Sitting in the rolling hills of inland Cornwall, Hoburne Doublebois consists of not much more than well-spaced lodge accommodation, a small playpark, a games room, and a 9-hole golf course. This is very much a selling point though, a departure from the bright lights and on-tap entertainment of classic British holiday parks, where you might not set foot outside the park for the entire week.
We arrive on the leafy site and check into our lodge. Immediately inviting, it feels as good as any other holiday home we’ve had the pleasure of visiting. The spacious living area overlooks the rolling countryside through large picture windows, and the bedrooms are modern and comfortable. Family-friendly considerations have also been taken care of, with a dishwasher, large fridge freezer, and even a washing machine for a hassle-free stay. Granted, there is no swimming pool with water slides on site, but there is an option for a hot tub with your lodge.

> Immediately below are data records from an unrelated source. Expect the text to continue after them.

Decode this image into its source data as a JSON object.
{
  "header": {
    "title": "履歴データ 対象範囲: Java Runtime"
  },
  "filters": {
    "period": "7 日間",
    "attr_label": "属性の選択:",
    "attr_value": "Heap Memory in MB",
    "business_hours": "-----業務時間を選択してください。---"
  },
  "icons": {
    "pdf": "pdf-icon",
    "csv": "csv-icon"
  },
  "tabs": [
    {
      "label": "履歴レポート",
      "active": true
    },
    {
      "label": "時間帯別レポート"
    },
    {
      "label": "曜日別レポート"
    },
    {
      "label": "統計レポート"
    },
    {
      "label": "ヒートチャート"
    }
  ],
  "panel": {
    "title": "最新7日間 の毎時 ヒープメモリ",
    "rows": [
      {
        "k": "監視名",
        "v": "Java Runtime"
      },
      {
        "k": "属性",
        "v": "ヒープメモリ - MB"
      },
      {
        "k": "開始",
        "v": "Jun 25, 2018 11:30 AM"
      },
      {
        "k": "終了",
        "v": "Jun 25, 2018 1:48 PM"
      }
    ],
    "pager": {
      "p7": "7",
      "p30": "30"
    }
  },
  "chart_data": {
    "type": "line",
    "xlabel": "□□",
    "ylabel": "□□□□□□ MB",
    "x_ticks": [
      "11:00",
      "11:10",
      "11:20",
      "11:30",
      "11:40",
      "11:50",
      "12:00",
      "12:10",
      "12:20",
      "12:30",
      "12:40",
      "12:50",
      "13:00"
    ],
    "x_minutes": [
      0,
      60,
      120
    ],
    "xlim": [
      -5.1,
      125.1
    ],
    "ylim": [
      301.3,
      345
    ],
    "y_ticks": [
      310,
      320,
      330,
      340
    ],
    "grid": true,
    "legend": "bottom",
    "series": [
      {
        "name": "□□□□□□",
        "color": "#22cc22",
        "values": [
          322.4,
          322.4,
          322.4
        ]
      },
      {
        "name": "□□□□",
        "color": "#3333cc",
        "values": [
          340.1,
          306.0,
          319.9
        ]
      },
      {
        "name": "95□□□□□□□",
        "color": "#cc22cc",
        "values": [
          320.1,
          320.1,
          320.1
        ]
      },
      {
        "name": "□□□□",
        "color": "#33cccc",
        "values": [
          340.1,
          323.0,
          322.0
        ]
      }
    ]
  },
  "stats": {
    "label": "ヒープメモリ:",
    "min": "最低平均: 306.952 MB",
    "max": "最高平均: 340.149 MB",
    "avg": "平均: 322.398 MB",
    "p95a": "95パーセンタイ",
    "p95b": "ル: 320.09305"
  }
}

Despite the temptation to spend the week going wrinkly in a hot tub, we remind ourselves that this is just a base from which to explore the Cornish countryside. And a fantastic base it is too, with easy access to the coast, Looe being 25 minutes drive South, and local attractions like the Eden Project within close proximity. If you have a thirst for the extreme, Adrenalin Quarry, just on the edge of Eden Project has one of the UK’s longest zip wires, at 490m long.
For the more active family though, this is paradise. The park itself has direct access to woodland walks worthy of any hiker's attention. Only slightly further afield we visit the tumbling white water of the Golitha Falls and the National Nature Reserve it sits within. This wondrous maze of ancient Oak and Ash woodland is home to many different species of flora and flora, rare mosses, and several species of bats. The main attraction though is the now roaring River Fowey carving its way through, creating a spectacle of pools, waterfalls, and white water along its way.
A stone's throw beyond the Golitha Falls National Nature Reserve sits the 208 sq km expanse of Bodmin Moor, which is home to Bronze Age cairns, medieval bridges, and grazing ponies. Although punctuated by towns and villages as well as signs of past life in ruined mines, quarries, and farmsteads, much of the moor is remote and wild. Our kids seem to come alive in the vast open expanse, spotting remnants of old mines and strange granite formations like the Cheesewring, a rock outcrop of granite slabs caused by weathering that punctuates the otherwise bleak moorland horizon.
Head North or South from here and you will reach the coast, but, with the South closer, we opt to explore Looe. On a blustery autumn day, the town takes on a mellow character, with gently bobbing boats in the harbour and space to wander on the beach. Building sand castles and exploring rock pools along the shores, waves crashing gently around us, we feel like we’re being bathed in a sea of calm. We head west from Looe to pick up the South West Coast Path. Meandering past bays and inlets with remnants of shipwrecks and tales of smugglers, the walk ends with a refuel in the picturesque Polperro, a quaint harbour town nestled at the water’s edge inside a steep-sided valley.
After each long day in the typically autumnal British countryside, we return to the peace and tranquility of the holiday park and our cosy lodge, sinking into the warm hot tub, our backs gently massaged by lightly pulsating jets of water. We look up at the night sky, rain lightly spattering our faces, and feel truly relaxed in this little corner of the Cornish countryside.